Task brief:
Produce an exact copy of the listing.

Materials provided:
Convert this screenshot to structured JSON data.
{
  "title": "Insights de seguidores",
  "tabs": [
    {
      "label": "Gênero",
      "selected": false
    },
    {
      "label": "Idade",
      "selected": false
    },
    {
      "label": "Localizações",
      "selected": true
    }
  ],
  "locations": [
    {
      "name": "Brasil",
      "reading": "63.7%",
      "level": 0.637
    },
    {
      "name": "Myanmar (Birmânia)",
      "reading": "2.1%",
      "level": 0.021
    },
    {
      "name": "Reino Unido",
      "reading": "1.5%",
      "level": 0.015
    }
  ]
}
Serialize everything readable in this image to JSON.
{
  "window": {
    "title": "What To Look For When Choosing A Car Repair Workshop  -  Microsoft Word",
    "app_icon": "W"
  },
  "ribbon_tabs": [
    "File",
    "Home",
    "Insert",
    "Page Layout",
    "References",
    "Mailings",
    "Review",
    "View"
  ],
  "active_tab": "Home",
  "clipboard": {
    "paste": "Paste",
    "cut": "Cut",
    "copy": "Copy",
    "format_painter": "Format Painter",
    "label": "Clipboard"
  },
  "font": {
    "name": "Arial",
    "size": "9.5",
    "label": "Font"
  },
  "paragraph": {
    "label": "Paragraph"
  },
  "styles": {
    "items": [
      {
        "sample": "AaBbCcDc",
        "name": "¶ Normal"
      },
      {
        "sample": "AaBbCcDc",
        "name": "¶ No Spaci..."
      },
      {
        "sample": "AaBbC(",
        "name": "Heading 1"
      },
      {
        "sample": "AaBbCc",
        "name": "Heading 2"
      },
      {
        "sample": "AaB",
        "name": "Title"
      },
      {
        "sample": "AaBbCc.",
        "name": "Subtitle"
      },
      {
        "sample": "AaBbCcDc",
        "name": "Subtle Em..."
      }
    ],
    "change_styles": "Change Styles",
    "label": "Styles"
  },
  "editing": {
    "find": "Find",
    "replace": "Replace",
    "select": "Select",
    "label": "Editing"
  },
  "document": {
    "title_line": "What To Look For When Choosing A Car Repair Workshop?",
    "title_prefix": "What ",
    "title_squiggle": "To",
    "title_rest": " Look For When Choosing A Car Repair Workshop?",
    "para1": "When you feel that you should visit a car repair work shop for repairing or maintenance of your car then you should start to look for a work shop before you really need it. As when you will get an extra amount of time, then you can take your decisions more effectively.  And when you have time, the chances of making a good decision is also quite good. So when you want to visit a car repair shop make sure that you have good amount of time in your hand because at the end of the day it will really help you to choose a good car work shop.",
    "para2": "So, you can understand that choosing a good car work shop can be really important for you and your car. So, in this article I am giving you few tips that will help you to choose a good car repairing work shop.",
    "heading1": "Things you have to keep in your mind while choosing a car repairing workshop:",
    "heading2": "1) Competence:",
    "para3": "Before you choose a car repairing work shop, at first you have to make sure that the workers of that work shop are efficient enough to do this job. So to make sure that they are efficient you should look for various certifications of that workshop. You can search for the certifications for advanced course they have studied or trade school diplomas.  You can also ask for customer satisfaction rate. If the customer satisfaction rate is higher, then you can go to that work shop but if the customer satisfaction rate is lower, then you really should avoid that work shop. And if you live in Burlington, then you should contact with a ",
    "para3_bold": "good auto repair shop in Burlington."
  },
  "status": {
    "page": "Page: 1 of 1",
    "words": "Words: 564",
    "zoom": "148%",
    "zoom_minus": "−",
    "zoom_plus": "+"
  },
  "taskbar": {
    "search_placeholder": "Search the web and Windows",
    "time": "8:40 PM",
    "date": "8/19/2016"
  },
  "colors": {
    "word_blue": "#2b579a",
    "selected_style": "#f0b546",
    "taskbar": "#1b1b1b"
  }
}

Task response:
Convert this screenshot to structured JSON data.
{
  "title": "Insights de seguidores",
  "tabs": [
    {
      "label": "Gênero",
      "selected": false
    },
    {
      "label": "Idade",
      "selected": false
    },
    {
      "label": "Localizações",
      "selected": true
    }
  ],
  "locations": [
    {
      "name": "Brasil",
      "reading": "63.7%",
      "level": 0.637
    },
    {
      "name": "Myanmar (Birmânia)",
      "reading": "2.1%",
      "level": 0.021
    },
    {
      "name": "Reino Unido",
      "reading": "1.5%",
      "level": 0.015
    }
  ]
}
Serialize everything readable in this image to JSON.
{
  "window": {
    "title": "What To Look For When Choosing A Car Repair Workshop  -  Microsoft Word",
    "app_icon": "W"
  },
  "ribbon_tabs": [
    "File",
    "Home",
    "Insert",
    "Page Layout",
    "References",
    "Mailings",
    "Review",
    "View"
  ],
  "active_tab": "Home",
  "clipboard": {
    "paste": "Paste",
    "cut": "Cut",
    "copy": "Copy",
    "format_painter": "Format Painter",
    "label": "Clipboard"
  },
  "font": {
    "name": "Arial",
    "size": "9.5",
    "label": "Font"
  },
  "paragraph": {
    "label": "Paragraph"
  },
  "styles": {
    "items": [
      {
        "sample": "AaBbCcDc",
        "name": "¶ Normal"
      },
      {
        "sample": "AaBbCcDc",
        "name": "¶ No Spaci..."
      },
      {
        "sample": "AaBbC(",
        "name": "Heading 1"
      },
      {
        "sample": "AaBbCc",
        "name": "Heading 2"
      },
      {
        "sample": "AaB",
        "name": "Title"
      },
      {
        "sample": "AaBbCc.",
        "name": "Subtitle"
      },
      {
        "sample": "AaBbCcDc",
        "name": "Subtle Em..."
      }
    ],
    "change_styles": "Change Styles",
    "label": "Styles"
  },
  "editing": {
    "find": "Find",
    "replace": "Replace",
    "select": "Select",
    "label": "Editing"
  },
  "document": {
    "title_line": "What To Look For When Choosing A Car Repair Workshop?",
    "title_prefix": "What ",
    "title_squiggle": "To",
    "title_rest": " Look For When Choosing A Car Repair Workshop?",
    "para1": "When you feel that you should visit a car repair work shop for repairing or maintenance of your car then you should start to look for a work shop before you really need it. As when you will get an extra amount of time, then you can take your decisions more effectively.  And when you have time, the chances of making a good decision is also quite good. So when you want to visit a car repair shop make sure that you have good amount of time in your hand because at the end of the day it will really help you to choose a good car work shop.",
    "para2": "So, you can understand that choosing a good car work shop can be really important for you and your car. So, in this article I am giving you few tips that will help you to choose a good car repairing work shop.",
    "heading1": "Things you have to keep in your mind while choosing a car repairing workshop:",
    "heading2": "1) Competence:",
    "para3": "Before you choose a car repairing work shop, at first you have to make sure that the workers of that work shop are efficient enough to do this job. So to make sure that they are efficient you should look for various certifications of that workshop. You can search for the certifications for advanced course they have studied or trade school diplomas.  You can also ask for customer satisfaction rate. If the customer satisfaction rate is higher, then you can go to that work shop but if the customer satisfaction rate is lower, then you really should avoid that work shop. And if you live in Burlington, then you should contact with a ",
    "para3_bold": "good auto repair shop in Burlington."
  },
  "status": {
    "page": "Page: 1 of 1",
    "words": "Words: 564",
    "zoom": "148%",
    "zoom_minus": "−",
    "zoom_plus": "+"
  },
  "taskbar": {
    "search_placeholder": "Search the web and Windows",
    "time": "8:40 PM",
    "date": "8/19/2016"
  },
  "colors": {
    "word_blue": "#2b579a",
    "selected_style": "#f0b546",
    "taskbar": "#1b1b1b"
  }
}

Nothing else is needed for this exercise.